*WHAT IS NEEDED*. From the material that follows, count the lines with the word "about" in them. Reply with the number only.
═════ DATA LISTING
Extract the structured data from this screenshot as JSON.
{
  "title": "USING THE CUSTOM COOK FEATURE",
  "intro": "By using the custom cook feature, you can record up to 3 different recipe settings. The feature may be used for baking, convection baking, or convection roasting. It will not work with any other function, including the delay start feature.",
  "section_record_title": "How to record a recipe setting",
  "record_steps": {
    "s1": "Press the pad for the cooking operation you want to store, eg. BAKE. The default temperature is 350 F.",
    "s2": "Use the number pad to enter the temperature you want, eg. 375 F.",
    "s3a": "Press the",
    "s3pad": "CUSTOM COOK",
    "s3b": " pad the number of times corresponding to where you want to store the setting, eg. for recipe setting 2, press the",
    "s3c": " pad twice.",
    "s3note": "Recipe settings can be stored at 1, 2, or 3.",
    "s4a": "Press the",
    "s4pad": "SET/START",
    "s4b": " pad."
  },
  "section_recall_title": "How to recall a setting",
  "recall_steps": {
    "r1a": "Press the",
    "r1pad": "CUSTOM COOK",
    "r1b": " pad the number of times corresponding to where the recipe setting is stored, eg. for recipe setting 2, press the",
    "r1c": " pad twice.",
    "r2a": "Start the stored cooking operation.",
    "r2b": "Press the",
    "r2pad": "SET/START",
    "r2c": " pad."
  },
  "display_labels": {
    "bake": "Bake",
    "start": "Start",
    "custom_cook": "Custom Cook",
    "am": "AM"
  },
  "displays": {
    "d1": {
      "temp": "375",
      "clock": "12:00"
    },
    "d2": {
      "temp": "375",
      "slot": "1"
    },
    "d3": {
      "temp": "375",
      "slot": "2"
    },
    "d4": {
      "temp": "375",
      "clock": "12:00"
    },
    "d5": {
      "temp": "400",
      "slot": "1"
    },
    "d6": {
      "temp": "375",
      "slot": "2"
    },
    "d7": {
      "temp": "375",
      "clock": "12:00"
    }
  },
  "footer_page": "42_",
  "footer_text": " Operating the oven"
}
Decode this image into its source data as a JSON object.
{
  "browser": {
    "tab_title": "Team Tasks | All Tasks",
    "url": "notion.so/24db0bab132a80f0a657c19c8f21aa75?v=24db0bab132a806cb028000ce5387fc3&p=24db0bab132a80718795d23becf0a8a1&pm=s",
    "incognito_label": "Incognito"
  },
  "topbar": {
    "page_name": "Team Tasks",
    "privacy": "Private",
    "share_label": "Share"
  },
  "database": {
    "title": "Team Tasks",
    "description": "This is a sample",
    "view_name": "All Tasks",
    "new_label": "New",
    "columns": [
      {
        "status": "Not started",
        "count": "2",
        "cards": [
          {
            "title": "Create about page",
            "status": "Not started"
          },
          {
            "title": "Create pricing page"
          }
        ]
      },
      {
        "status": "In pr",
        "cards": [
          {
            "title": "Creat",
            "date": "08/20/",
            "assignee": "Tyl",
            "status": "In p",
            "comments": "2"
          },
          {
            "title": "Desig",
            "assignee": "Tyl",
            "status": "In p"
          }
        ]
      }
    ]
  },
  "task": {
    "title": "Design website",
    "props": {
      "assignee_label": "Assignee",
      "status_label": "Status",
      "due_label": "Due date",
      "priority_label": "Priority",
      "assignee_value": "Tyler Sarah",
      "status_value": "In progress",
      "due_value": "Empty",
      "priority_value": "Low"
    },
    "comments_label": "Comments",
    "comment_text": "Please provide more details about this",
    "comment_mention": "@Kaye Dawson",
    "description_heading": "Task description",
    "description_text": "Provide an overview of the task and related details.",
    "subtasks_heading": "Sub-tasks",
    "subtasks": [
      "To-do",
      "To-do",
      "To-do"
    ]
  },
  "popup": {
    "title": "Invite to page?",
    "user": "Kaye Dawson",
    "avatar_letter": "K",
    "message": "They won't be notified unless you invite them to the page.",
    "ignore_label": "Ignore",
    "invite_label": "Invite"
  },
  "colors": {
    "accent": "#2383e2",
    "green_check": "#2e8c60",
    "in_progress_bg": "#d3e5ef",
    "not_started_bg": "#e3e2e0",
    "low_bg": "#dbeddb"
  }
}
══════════
*OUTPUT FOR THIS EXERCISE*. 2